▶ _Data supplied_:

···

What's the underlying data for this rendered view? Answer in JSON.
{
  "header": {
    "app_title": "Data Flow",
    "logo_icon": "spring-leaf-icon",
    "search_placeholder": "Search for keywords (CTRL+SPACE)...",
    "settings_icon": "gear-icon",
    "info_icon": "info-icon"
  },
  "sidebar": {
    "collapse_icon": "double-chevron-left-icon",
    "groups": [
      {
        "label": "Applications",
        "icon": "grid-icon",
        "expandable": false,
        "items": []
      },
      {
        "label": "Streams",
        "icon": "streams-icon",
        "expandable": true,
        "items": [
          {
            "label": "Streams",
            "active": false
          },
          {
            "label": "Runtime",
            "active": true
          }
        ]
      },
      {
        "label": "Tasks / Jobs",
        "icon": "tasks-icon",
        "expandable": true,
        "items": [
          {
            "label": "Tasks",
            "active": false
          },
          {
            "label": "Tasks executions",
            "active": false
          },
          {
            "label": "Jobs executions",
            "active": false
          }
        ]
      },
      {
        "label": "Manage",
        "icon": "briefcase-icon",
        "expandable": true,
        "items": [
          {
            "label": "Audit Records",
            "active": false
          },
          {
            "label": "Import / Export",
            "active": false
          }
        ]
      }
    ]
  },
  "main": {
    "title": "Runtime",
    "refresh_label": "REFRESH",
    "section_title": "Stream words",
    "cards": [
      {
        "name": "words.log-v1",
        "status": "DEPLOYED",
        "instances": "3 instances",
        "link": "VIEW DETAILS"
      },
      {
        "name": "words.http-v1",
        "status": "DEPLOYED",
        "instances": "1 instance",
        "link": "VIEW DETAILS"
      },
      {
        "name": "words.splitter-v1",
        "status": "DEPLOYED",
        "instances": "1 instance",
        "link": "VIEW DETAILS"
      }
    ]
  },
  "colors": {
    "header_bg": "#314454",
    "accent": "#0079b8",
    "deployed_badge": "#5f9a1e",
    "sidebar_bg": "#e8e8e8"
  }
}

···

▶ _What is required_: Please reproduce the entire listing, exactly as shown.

▶ _Output of the task_:
What's the underlying data for this rendered view? Answer in JSON.
{
  "header": {
    "app_title": "Data Flow",
    "logo_icon": "spring-leaf-icon",
    "search_placeholder": "Search for keywords (CTRL+SPACE)...",
    "settings_icon": "gear-icon",
    "info_icon": "info-icon"
  },
  "sidebar": {
    "collapse_icon": "double-chevron-left-icon",
    "groups": [
      {
        "label": "Applications",
        "icon": "grid-icon",
        "expandable": false,
        "items": []
      },
      {
        "label": "Streams",
        "icon": "streams-icon",
        "expandable": true,
        "items": [
          {
            "label": "Streams",
            "active": false
          },
          {
            "label": "Runtime",
            "active": true
          }
        ]
      },
      {
        "label": "Tasks / Jobs",
        "icon": "tasks-icon",
        "expandable": true,
        "items": [
          {
            "label": "Tasks",
            "active": false
          },
          {
            "label": "Tasks executions",
            "active": false
          },
          {
            "label": "Jobs executions",
            "active": false
          }
        ]
      },
      {
        "label": "Manage",
        "icon": "briefcase-icon",
        "expandable": true,
        "items": [
          {
            "label": "Audit Records",
            "active": false
          },
          {
            "label": "Import / Export",
            "active": false
          }
        ]
      }
    ]
  },
  "main": {
    "title": "Runtime",
    "refresh_label": "REFRESH",
    "section_title": "Stream words",
    "cards": [
      {
        "name": "words.log-v1",
        "status": "DEPLOYED",
        "instances": "3 instances",
        "link": "VIEW DETAILS"
      },
      {
        "name": "words.http-v1",
        "status": "DEPLOYED",
        "instances": "1 instance",
        "link": "VIEW DETAILS"
      },
      {
        "name": "words.splitter-v1",
        "status": "DEPLOYED",
        "instances": "1 instance",
        "link": "VIEW DETAILS"
      }
    ]
  },
  "colors": {
    "header_bg": "#314454",
    "accent": "#0079b8",
    "deployed_badge": "#5f9a1e",
    "sidebar_bg": "#e8e8e8"
  }
}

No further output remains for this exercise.